Information:
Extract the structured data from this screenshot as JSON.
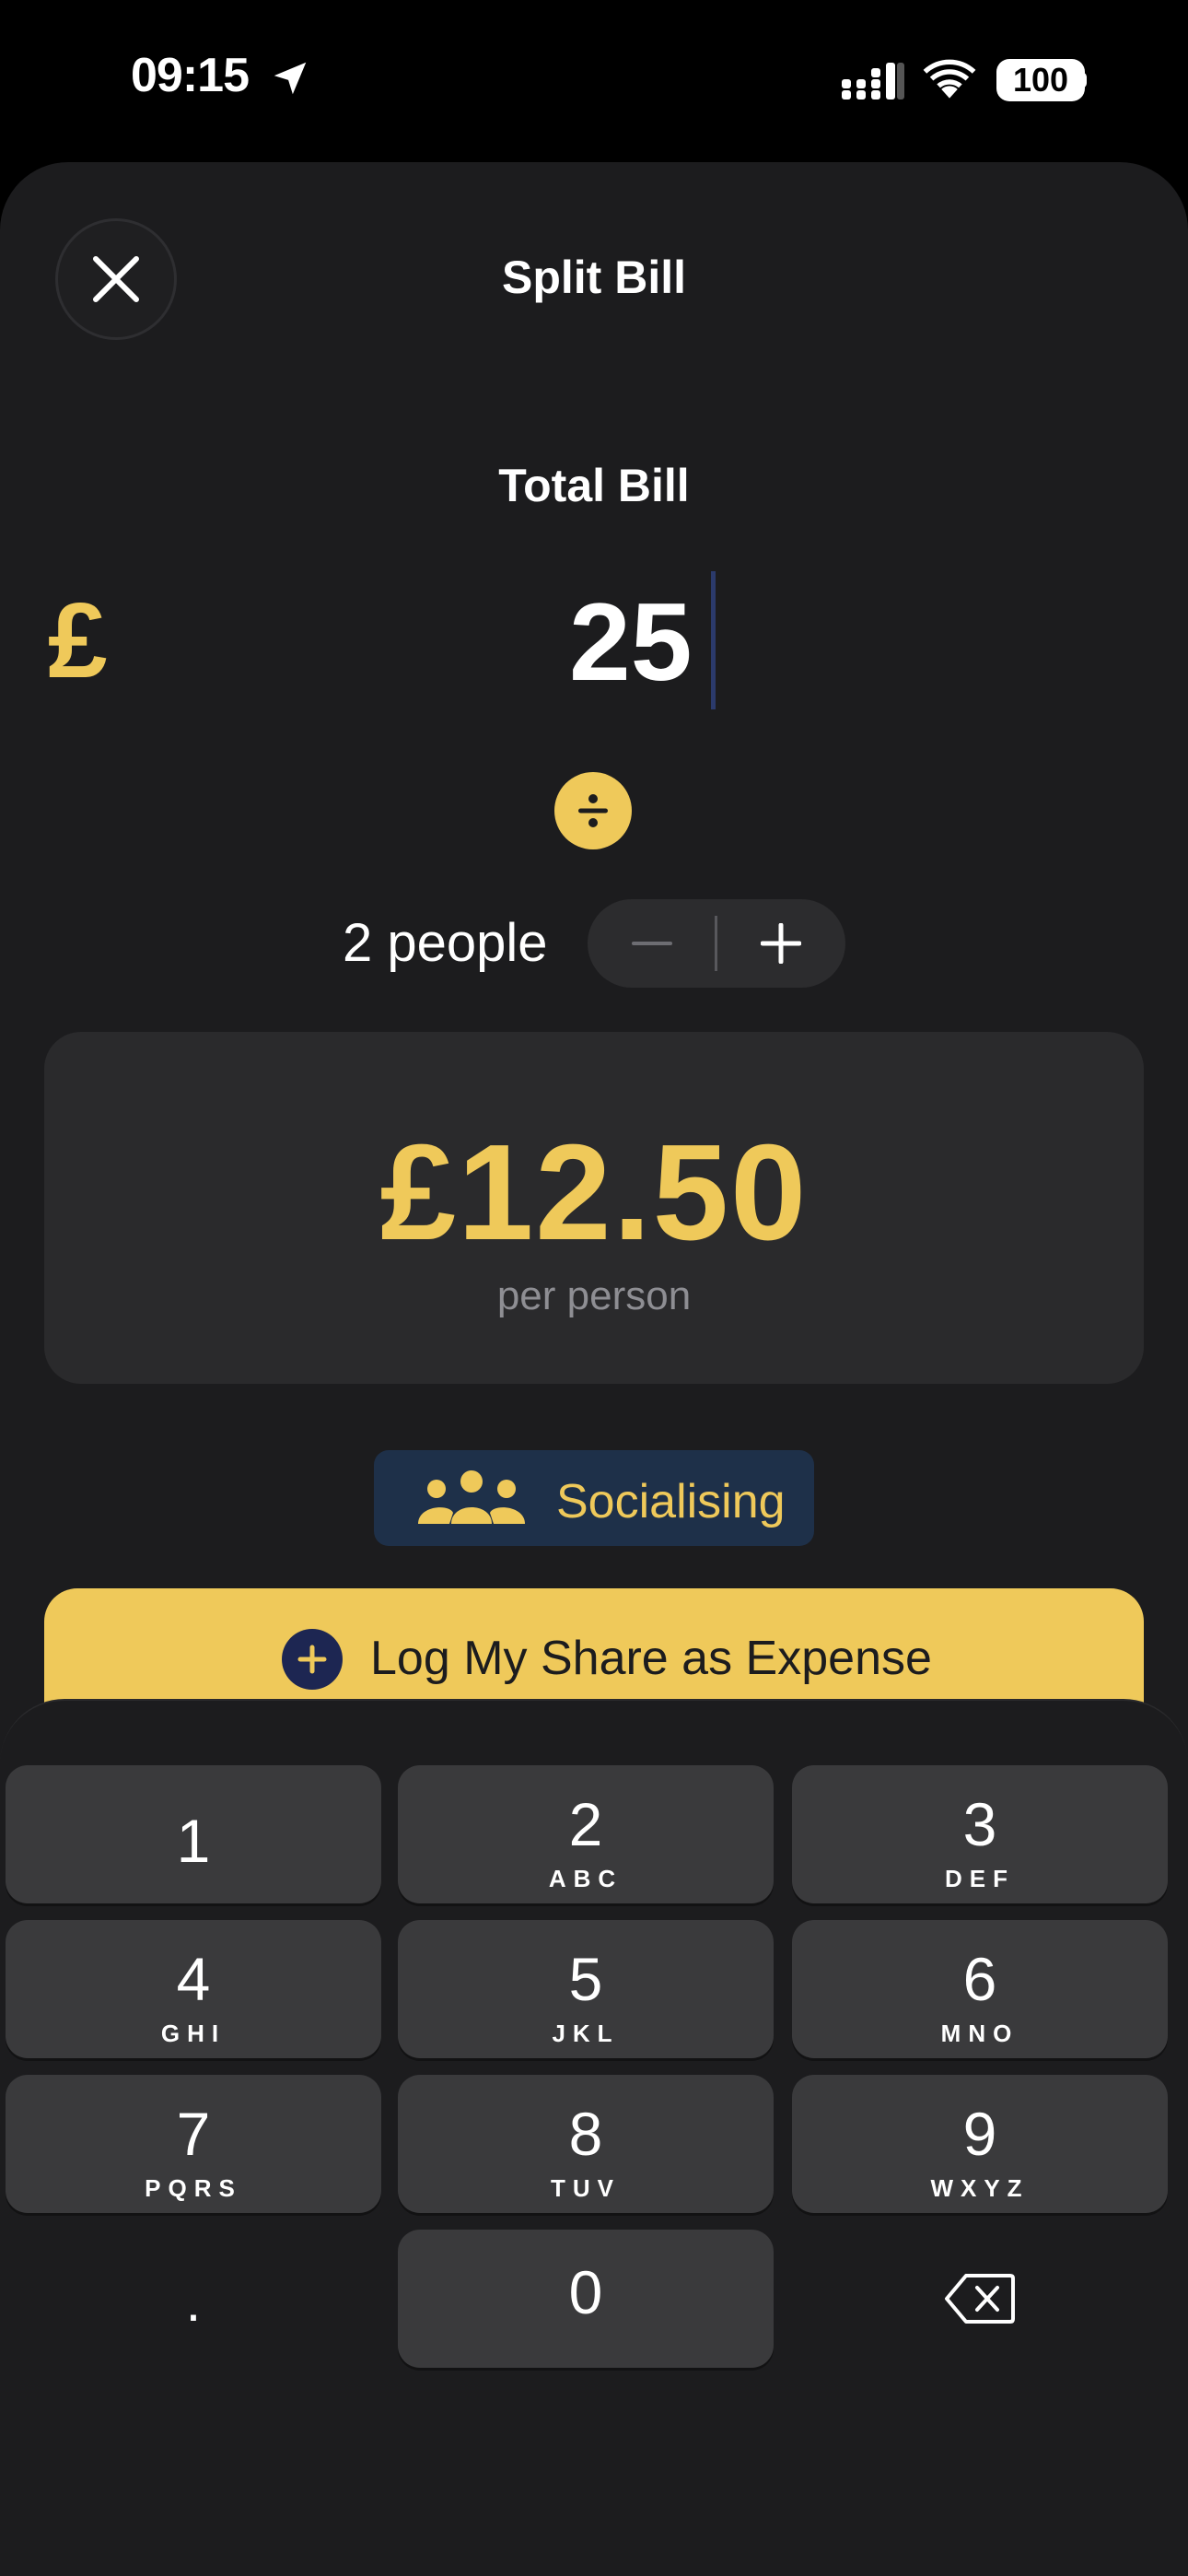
{
  "status_bar": {
    "time": "09:15",
    "battery": "100",
    "icons": [
      "location-arrow-icon",
      "signal-icon",
      "wifi-icon",
      "battery-icon"
    ]
  },
  "header": {
    "title": "Split Bill",
    "close_icon": "close-icon"
  },
  "bill": {
    "label": "Total Bill",
    "currency": "£",
    "amount": "25"
  },
  "people": {
    "label": "2 people",
    "minus_icon": "minus-icon",
    "plus_icon": "plus-icon"
  },
  "result": {
    "amount": "£12.50",
    "label": "per person"
  },
  "category": {
    "icon": "people-group-icon",
    "label": "Socialising"
  },
  "log_button": {
    "icon": "plus-circle-icon",
    "label": "Log My Share as Expense"
  },
  "keypad": {
    "keys": [
      {
        "digit": "1",
        "letters": ""
      },
      {
        "digit": "2",
        "letters": "ABC"
      },
      {
        "digit": "3",
        "letters": "DEF"
      },
      {
        "digit": "4",
        "letters": "GHI"
      },
      {
        "digit": "5",
        "letters": "JKL"
      },
      {
        "digit": "6",
        "letters": "MNO"
      },
      {
        "digit": "7",
        "letters": "PQRS"
      },
      {
        "digit": "8",
        "letters": "TUV"
      },
      {
        "digit": "9",
        "letters": "WXYZ"
      },
      {
        "digit": "0",
        "letters": ""
      }
    ],
    "dot": ".",
    "delete_icon": "backspace-icon"
  },
  "colors": {
    "accent": "#efc95a",
    "background": "#1c1c1e",
    "card": "#2a2a2c",
    "chip": "#1e3049",
    "key": "#3a3a3c"
  }
}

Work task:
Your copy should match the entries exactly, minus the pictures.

Written solution:
Extract the structured data from this screenshot as JSON.
{
  "status_bar": {
    "time": "09:15",
    "battery": "100",
    "icons": [
      "location-arrow-icon",
      "signal-icon",
      "wifi-icon",
      "battery-icon"
    ]
  },
  "header": {
    "title": "Split Bill",
    "close_icon": "close-icon"
  },
  "bill": {
    "label": "Total Bill",
    "currency": "£",
    "amount": "25"
  },
  "people": {
    "label": "2 people",
    "minus_icon": "minus-icon",
    "plus_icon": "plus-icon"
  },
  "result": {
    "amount": "£12.50",
    "label": "per person"
  },
  "category": {
    "icon": "people-group-icon",
    "label": "Socialising"
  },
  "log_button": {
    "icon": "plus-circle-icon",
    "label": "Log My Share as Expense"
  },
  "keypad": {
    "keys": [
      {
        "digit": "1",
        "letters": ""
      },
      {
        "digit": "2",
        "letters": "ABC"
      },
      {
        "digit": "3",
        "letters": "DEF"
      },
      {
        "digit": "4",
        "letters": "GHI"
      },
      {
        "digit": "5",
        "letters": "JKL"
      },
      {
        "digit": "6",
        "letters": "MNO"
      },
      {
        "digit": "7",
        "letters": "PQRS"
      },
      {
        "digit": "8",
        "letters": "TUV"
      },
      {
        "digit": "9",
        "letters": "WXYZ"
      },
      {
        "digit": "0",
        "letters": ""
      }
    ],
    "dot": ".",
    "delete_icon": "backspace-icon"
  },
  "colors": {
    "accent": "#efc95a",
    "background": "#1c1c1e",
    "card": "#2a2a2c",
    "chip": "#1e3049",
    "key": "#3a3a3c"
  }
}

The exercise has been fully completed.